\item \$(dollar sign), 36 \item \% (percent sign), 37 \item \& (ampersand), 38 \item$<$(left angle bracket), 60 \item = (equals), 61 \item$>$(right angle bracket), 62 \item ? (query), 63 \item @ (at sign), 64 \item [ (left square bracket), 91 \item \verb=\= (backslash), 92 \item ] (right square bracket), 93 \item \verb=^= (caret), 94 \item \verb=_= (underscore), 95 \item \verb=~= (grave accent), 96 \item \{ (left brace), 123 \item \verb=|= (vertical bar), 124 \item \} (right brace), 125 \item \verb=~= (tilde), 126 \indexspace \item (space), 32 \end{theindex} FILES makeindex executable file$TEXMFMAIN/tex/plain/misc/idxmac.tex
TeX macro file used by makeindex

\$TEXMFMAIN/tex/latex/base/makeidx.sty
TeX macro file used by makeindex

ditroff(1L), latex(1L), make.index(1L), qsort(3), tex(1L), troff(1L)

UCSF Enhanced troff/TRANSCRIPT -- An Overview, R. P. C. Rodgers and Conrad Huang, LSMB Technical Report 90-2, UCSF School of Pharmacy,  San
Francisco, 1990.

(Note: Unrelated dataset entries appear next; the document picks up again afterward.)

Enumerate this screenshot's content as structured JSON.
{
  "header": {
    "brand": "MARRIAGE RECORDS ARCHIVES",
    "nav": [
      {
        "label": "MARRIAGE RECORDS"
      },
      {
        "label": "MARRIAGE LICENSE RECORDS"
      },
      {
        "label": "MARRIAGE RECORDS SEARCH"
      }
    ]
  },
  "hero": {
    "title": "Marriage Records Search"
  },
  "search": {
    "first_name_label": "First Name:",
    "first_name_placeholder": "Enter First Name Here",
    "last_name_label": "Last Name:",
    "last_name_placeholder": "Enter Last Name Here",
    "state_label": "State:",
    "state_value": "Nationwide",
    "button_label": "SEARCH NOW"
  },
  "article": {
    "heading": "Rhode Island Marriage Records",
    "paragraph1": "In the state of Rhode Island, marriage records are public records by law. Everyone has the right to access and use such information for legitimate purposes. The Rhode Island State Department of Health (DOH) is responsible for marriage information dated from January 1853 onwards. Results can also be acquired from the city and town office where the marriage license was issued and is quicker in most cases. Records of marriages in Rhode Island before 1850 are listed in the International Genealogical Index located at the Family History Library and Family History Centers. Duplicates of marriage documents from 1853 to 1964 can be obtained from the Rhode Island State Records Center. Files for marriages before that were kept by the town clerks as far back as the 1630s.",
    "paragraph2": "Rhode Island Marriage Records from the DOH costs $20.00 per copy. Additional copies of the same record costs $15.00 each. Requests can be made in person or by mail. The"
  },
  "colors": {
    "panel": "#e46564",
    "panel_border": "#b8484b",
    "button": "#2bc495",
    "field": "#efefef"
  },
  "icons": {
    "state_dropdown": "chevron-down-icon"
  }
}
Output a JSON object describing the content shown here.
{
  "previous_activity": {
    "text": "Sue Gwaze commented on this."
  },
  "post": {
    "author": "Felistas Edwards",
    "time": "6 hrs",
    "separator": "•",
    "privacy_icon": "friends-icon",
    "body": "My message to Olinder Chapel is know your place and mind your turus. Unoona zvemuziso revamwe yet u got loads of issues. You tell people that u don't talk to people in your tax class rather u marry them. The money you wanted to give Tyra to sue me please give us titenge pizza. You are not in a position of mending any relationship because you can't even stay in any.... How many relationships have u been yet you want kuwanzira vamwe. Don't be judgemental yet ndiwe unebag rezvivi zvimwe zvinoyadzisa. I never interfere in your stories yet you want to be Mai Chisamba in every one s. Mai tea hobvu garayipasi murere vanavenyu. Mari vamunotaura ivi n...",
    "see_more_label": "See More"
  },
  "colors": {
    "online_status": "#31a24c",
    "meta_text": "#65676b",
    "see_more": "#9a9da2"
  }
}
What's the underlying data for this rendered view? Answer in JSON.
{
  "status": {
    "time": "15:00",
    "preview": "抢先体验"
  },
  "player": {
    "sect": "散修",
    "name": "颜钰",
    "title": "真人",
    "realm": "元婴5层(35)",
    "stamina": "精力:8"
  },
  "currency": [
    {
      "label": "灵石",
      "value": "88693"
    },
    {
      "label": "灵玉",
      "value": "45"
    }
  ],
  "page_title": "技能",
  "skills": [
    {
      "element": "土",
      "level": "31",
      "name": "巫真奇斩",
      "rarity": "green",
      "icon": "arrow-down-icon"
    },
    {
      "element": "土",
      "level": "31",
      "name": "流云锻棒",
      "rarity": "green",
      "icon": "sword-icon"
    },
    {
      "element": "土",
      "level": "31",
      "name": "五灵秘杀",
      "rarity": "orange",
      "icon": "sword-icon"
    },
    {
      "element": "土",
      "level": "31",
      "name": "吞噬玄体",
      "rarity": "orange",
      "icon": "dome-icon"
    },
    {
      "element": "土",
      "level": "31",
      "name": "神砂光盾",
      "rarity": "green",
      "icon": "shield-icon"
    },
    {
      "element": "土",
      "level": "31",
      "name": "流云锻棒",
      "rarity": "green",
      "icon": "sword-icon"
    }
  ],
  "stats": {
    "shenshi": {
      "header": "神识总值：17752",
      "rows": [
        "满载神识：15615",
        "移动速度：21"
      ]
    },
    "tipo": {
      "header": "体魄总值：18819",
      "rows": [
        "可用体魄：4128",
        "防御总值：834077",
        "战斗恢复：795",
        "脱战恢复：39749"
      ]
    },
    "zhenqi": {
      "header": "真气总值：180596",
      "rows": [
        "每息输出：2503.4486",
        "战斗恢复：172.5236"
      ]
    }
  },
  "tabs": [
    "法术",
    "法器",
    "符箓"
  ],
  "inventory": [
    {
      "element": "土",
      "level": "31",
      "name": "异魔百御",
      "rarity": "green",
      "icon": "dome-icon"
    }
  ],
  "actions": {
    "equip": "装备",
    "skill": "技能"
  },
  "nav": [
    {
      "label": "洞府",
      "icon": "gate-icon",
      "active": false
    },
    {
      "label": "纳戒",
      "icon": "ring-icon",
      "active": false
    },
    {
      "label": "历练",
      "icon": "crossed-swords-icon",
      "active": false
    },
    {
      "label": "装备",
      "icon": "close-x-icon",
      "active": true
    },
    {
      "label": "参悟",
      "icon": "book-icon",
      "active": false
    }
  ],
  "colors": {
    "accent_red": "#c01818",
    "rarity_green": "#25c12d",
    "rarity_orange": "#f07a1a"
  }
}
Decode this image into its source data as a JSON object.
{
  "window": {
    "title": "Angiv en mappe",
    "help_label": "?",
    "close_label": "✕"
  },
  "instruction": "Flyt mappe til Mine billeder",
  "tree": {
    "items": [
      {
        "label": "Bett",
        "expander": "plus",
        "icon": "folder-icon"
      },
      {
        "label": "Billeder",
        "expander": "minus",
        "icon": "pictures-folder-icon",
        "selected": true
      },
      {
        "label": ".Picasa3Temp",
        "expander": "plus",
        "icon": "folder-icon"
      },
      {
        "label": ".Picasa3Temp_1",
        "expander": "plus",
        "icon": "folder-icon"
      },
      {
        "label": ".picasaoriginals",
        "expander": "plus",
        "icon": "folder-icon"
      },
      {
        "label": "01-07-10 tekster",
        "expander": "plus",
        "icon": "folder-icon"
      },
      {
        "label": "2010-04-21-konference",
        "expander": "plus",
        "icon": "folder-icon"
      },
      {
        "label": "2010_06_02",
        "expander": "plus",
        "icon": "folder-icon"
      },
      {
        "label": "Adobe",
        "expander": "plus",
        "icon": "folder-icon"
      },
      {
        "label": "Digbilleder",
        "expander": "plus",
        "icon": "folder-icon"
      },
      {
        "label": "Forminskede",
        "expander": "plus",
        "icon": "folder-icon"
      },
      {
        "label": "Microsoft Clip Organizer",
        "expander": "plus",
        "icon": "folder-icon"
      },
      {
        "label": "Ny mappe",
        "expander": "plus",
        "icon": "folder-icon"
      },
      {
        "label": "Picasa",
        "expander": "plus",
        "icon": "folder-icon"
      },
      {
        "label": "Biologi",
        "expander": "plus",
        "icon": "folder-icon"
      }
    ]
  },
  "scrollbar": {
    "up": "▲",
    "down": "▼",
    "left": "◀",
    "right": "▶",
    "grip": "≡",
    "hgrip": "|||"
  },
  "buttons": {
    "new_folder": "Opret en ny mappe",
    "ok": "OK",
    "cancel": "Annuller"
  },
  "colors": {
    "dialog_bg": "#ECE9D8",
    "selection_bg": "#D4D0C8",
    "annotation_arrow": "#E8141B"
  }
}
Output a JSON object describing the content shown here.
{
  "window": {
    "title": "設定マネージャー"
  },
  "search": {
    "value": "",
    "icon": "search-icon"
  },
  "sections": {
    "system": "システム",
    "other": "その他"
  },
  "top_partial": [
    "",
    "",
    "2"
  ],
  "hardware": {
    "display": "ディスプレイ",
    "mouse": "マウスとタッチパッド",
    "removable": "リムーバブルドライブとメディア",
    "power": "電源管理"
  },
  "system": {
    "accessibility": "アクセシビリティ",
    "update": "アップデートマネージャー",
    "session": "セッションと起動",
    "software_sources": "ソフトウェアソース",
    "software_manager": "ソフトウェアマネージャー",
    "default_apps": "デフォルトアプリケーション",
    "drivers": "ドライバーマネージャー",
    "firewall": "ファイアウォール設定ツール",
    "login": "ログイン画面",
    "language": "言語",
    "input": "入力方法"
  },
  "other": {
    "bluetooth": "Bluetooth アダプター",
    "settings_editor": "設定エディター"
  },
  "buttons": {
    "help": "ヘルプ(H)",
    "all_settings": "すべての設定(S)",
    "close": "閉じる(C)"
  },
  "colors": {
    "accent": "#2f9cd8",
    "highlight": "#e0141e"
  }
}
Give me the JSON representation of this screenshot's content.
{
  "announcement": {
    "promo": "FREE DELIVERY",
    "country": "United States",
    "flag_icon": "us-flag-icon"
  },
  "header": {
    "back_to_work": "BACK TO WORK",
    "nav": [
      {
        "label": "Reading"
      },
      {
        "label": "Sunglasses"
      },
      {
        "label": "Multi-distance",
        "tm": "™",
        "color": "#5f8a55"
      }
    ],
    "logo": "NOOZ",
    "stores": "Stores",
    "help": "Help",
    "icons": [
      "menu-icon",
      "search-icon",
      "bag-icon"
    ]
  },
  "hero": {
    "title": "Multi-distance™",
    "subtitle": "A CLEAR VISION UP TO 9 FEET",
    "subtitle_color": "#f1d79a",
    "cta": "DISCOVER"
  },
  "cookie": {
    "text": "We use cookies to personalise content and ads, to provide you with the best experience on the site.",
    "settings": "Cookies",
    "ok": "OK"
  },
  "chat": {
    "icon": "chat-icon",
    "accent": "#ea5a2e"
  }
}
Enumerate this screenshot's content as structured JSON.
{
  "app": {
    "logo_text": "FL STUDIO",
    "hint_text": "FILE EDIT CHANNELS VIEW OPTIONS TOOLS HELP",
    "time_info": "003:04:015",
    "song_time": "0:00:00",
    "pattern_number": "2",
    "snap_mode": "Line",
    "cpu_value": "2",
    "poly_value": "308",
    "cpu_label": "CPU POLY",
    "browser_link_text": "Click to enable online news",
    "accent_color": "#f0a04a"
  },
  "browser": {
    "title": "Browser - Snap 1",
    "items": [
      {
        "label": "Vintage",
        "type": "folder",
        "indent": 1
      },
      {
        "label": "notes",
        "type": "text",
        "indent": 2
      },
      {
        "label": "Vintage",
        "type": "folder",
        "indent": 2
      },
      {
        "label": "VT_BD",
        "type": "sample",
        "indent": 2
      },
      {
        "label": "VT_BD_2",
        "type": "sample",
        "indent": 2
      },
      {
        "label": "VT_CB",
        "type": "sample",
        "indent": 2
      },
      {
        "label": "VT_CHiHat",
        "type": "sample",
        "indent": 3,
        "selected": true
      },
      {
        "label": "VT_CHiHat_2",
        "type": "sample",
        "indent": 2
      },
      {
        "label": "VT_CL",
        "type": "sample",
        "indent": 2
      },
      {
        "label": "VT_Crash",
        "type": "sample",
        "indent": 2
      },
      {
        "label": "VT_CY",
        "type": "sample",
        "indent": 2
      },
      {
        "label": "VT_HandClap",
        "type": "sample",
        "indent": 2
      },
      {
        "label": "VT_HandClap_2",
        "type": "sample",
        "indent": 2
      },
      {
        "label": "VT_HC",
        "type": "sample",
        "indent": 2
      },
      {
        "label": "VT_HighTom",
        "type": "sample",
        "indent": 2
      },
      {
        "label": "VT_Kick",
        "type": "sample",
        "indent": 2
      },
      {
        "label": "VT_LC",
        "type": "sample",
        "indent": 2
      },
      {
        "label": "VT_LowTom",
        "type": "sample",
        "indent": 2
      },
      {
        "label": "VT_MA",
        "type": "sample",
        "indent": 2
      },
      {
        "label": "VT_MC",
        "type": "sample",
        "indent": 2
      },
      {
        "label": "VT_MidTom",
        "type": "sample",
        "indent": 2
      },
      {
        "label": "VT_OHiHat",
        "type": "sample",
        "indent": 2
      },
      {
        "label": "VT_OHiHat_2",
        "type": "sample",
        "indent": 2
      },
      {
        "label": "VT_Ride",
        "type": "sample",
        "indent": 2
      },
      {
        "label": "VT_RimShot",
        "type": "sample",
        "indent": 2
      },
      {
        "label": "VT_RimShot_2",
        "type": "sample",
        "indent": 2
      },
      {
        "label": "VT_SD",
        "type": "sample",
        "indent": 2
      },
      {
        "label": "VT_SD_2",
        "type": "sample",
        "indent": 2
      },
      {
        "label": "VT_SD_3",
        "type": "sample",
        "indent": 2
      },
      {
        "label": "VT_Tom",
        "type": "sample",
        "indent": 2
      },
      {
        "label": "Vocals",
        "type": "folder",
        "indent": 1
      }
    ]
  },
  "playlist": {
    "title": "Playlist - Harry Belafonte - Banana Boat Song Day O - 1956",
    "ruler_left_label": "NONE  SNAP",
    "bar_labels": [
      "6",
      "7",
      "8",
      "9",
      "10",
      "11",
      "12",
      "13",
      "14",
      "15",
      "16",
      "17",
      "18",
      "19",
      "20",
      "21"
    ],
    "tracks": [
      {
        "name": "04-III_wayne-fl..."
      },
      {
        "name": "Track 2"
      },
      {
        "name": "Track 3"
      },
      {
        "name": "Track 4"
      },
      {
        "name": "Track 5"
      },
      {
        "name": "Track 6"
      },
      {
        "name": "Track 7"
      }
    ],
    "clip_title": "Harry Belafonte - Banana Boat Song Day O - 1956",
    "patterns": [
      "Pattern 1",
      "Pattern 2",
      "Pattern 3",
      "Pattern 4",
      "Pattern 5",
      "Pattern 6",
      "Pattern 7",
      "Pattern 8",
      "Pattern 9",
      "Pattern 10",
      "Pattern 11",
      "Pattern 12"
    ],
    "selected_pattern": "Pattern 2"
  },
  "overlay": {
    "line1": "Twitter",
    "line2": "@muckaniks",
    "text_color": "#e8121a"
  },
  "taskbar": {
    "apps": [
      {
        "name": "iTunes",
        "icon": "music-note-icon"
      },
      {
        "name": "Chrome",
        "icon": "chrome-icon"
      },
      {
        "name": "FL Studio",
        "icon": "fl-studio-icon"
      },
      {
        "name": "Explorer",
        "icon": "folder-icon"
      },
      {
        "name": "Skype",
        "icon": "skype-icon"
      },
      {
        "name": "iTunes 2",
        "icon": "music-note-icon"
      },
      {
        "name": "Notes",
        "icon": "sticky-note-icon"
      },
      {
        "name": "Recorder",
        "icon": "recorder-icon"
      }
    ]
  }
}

Index Preparation and Processing, Pehong Chen and Michael A. Harrison, Software: Practice and Experience, 19(9), 897-915, September 1988.

Automating Index Preparation, Pehong Chen and Michael A. Harrison.  Technical Report 87/347, Computer Science Division, University of Cali-
fornia, Berkeley, 1987 (a LaTeX document supplied with makeindex).

MakeIndex: An Index Processor for LaTeX, Leslie Lamport, February 1987 (a LaTeX document supplied with makeindex).

Tools for Printing Indices, Jon L. Bentley and Brian W. Kernighan, Electronic Publishing -- Origination, Dissemination, and  Design,  1(1),
3-18, June 1988 (also available as: Computing Science Technical Report No. 128, AT&T Bell Laboratories, Murray Hill, NJ 07974, 1986).

AUTHOR
Pehong Chen, Chen & Harrison International Systems, Inc.  Palo Alto, California, USA.
Manual  page  extensively  revised  and	corrected,  and  troff(1)  examples  created  by  Rick	P.  C.	Rodgers,  UCSF	School of Pharmacy
<rodgers@cca.ucsf.edu>.

ACKNOWLEDGMENTS
Leslie Lamport contributed significantly to the design.	Michael  Harrison  provided  valuable  comments  and  suggestions.   Nelson  Beebe
improved  on the portable version, and maintains the source distribution for the TeX Users Group.  Andreas Brosig contributed to the German
word ordering.  The modification to the -ms macros was derived from a method proposed by Ravi Sethi of AT&T Bell Laboratories.  The LOG and
CONTRIB files in the makeindex source distribution record other contributions.

TeX Live							 24 September 2011						      MAKEINDEX(1)`